Problem requirements ▸ Below are the records; locate each line with the word "subtitle" and copy it.

Records for the exercise ▸
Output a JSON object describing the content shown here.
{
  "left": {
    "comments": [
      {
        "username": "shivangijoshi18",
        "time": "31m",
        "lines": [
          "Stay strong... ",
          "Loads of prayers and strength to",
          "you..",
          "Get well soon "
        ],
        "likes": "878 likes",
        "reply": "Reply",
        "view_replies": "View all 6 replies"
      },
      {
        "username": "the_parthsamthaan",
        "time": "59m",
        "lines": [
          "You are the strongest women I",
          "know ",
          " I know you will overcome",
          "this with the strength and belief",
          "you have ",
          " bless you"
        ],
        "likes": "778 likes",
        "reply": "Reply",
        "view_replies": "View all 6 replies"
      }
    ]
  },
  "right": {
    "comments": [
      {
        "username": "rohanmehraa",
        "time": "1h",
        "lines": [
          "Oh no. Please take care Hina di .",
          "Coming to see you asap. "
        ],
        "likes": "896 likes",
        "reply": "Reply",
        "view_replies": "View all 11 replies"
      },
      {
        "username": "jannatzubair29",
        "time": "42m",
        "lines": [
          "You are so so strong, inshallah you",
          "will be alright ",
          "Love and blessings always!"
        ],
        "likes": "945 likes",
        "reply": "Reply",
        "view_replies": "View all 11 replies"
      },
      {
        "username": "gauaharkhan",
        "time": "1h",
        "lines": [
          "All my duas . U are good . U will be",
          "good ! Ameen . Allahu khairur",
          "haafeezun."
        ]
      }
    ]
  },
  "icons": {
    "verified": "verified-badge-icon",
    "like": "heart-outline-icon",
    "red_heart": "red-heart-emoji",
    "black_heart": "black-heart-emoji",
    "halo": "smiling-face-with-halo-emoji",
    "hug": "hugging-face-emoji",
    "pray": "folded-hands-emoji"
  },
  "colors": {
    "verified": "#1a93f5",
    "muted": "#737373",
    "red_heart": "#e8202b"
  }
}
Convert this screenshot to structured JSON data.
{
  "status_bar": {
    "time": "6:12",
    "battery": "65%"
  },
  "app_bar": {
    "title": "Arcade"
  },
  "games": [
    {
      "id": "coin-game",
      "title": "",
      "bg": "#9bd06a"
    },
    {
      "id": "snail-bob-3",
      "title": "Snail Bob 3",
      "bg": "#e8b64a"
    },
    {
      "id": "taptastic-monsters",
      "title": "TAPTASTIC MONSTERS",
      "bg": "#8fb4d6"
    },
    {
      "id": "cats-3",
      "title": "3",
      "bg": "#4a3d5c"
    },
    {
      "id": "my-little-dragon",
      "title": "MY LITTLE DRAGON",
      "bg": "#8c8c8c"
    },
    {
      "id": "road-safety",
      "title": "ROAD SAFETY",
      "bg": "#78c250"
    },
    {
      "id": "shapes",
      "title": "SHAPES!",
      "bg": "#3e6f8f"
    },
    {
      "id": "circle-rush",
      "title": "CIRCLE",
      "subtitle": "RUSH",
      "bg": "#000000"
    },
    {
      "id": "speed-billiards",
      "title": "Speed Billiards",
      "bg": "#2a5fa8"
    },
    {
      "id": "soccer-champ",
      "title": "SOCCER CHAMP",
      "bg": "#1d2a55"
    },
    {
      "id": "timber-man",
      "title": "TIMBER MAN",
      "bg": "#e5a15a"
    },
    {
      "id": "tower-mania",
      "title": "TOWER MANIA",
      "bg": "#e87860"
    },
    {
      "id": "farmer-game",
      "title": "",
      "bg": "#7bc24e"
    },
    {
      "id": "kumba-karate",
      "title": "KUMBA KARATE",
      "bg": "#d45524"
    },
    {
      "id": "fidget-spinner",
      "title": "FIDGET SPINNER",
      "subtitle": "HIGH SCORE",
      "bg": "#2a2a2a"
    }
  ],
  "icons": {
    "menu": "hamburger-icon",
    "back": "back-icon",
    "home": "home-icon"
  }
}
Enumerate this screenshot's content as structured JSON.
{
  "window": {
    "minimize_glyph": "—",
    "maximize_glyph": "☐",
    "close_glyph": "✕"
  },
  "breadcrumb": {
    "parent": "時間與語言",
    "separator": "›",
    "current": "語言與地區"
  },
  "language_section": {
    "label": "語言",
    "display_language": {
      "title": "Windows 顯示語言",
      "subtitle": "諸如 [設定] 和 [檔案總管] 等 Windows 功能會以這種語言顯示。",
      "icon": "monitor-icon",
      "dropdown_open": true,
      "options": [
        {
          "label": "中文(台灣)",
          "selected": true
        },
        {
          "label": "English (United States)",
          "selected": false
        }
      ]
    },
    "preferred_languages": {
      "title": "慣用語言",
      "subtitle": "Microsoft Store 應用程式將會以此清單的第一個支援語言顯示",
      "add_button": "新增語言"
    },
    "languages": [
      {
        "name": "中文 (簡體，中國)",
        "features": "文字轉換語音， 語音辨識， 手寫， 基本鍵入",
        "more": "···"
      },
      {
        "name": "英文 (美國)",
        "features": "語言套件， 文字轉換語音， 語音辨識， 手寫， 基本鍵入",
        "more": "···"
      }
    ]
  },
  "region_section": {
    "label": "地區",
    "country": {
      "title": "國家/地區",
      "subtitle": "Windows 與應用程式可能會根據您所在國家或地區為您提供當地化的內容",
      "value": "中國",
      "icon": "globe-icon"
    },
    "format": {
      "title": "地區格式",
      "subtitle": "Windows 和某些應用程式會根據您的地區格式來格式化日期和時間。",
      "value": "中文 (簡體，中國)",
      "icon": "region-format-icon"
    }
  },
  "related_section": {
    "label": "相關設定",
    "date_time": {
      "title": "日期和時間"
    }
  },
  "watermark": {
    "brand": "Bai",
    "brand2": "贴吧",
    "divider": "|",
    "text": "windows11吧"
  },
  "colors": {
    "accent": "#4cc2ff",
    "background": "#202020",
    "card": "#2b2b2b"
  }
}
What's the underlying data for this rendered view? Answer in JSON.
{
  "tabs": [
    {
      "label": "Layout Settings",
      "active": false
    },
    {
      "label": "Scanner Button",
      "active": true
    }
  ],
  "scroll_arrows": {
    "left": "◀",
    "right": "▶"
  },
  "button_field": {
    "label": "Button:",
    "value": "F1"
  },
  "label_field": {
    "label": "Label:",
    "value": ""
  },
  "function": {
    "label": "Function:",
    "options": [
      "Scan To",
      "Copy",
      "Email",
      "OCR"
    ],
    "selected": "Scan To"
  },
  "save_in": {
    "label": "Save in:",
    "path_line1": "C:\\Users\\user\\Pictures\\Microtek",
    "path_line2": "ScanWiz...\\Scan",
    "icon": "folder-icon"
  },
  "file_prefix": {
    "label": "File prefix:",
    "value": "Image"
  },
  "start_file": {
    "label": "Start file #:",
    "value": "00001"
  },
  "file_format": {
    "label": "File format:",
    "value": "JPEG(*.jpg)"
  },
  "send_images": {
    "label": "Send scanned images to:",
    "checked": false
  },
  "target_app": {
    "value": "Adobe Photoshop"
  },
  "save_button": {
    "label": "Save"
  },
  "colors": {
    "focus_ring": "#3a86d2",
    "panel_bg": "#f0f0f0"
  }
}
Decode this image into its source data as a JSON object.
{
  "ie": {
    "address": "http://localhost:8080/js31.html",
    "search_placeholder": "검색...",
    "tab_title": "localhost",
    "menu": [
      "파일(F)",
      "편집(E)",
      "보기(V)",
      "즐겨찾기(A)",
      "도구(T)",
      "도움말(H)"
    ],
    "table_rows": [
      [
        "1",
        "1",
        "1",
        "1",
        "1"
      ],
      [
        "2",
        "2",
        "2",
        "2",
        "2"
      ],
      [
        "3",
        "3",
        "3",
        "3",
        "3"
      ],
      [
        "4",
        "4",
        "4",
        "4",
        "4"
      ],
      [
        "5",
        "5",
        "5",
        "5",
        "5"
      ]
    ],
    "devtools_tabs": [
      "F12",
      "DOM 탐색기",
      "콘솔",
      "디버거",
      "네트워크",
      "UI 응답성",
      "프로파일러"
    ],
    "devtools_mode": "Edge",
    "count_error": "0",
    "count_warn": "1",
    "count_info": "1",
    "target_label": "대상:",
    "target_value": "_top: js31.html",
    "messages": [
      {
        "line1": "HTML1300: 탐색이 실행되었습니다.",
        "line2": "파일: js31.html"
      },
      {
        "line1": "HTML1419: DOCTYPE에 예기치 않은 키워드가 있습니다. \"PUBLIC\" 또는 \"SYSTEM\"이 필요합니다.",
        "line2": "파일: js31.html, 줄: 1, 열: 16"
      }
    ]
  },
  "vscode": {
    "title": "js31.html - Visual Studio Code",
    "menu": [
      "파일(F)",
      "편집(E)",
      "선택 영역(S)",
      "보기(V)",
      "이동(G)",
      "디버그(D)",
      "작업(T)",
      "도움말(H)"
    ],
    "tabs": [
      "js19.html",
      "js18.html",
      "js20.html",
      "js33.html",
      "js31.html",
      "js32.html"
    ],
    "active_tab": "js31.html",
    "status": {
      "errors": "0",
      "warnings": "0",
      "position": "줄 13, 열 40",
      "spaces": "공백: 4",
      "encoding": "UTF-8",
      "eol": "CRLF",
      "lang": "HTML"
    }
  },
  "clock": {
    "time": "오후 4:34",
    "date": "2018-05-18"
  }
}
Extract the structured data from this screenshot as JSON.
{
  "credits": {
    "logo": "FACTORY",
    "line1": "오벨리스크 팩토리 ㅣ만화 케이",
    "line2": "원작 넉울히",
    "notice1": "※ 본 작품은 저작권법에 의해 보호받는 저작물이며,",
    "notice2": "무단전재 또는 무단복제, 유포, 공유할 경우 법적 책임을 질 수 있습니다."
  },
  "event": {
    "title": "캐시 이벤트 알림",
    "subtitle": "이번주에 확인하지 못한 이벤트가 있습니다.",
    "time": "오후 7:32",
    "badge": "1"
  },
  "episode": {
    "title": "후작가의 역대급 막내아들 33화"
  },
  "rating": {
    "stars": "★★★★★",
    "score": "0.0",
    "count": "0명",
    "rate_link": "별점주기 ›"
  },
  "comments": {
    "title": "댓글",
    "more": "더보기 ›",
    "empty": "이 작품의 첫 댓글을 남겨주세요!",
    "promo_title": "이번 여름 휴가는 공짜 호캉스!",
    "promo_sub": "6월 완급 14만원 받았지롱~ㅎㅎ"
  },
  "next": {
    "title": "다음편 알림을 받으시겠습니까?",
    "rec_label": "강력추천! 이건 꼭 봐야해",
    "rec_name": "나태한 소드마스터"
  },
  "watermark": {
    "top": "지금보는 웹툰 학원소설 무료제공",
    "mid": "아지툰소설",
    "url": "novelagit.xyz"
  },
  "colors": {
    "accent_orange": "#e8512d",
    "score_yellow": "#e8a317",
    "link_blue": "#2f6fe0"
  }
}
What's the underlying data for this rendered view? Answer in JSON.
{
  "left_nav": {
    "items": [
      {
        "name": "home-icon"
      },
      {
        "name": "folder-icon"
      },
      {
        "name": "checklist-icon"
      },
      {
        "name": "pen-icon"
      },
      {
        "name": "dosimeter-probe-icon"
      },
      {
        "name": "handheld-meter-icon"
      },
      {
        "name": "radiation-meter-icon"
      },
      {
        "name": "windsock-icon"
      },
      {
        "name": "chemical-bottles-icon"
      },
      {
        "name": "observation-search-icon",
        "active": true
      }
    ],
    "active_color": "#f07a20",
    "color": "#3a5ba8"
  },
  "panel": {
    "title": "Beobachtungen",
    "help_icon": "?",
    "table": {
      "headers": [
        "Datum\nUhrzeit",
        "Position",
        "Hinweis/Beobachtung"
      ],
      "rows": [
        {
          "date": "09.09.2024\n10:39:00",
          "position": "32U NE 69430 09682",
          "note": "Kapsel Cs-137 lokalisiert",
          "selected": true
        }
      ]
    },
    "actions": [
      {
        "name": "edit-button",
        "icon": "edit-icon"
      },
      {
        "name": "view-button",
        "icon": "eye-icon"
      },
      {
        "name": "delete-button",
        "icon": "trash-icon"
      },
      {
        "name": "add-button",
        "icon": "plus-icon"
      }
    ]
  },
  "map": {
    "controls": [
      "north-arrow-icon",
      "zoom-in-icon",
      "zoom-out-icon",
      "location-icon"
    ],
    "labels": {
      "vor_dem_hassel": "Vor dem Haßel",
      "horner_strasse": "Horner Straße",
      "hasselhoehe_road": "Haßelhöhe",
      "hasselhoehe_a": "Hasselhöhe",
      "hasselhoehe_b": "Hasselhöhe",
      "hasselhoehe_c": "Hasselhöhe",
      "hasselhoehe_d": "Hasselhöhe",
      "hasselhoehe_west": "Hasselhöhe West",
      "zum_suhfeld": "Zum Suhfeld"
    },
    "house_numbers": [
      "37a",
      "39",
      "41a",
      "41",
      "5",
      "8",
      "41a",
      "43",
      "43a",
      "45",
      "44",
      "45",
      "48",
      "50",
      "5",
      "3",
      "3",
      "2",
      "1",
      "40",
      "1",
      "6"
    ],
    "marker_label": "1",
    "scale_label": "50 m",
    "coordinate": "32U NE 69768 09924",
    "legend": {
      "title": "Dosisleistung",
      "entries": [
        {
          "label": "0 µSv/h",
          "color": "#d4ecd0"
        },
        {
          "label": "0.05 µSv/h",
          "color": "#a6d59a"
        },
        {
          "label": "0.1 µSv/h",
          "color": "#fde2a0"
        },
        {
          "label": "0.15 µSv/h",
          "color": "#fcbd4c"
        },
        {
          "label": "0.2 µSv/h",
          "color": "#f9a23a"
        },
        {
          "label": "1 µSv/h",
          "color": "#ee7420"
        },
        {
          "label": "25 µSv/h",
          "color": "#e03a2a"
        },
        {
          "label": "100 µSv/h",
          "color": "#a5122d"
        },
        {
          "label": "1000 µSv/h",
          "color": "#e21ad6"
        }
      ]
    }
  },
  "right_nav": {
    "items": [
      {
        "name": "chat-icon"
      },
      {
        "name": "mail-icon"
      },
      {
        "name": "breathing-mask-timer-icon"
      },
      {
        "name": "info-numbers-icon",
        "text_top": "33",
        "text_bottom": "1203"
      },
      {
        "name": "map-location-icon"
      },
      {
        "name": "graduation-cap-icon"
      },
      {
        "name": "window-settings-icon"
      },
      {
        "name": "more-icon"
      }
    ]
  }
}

Your solution ▸
      "subtitle": "RUSH",
      "subtitle": "HIGH SCORE",
      "subtitle": "諸如 [設定] 和 [檔案總管] 等 Windows 功能會以這種語言顯示。",
      "subtitle": "Microsoft Store 應用程式將會以此清單的第一個支援語言顯示",
      "subtitle": "Windows 與應用程式可能會根據您所在國家或地區為您提供當地化的內容",
      "subtitle": "Windows 和某些應用程式會根據您的地區格式來格式化日期和時間。",
    "subtitle": "이번주에 확인하지 못한 이벤트가 있습니다.",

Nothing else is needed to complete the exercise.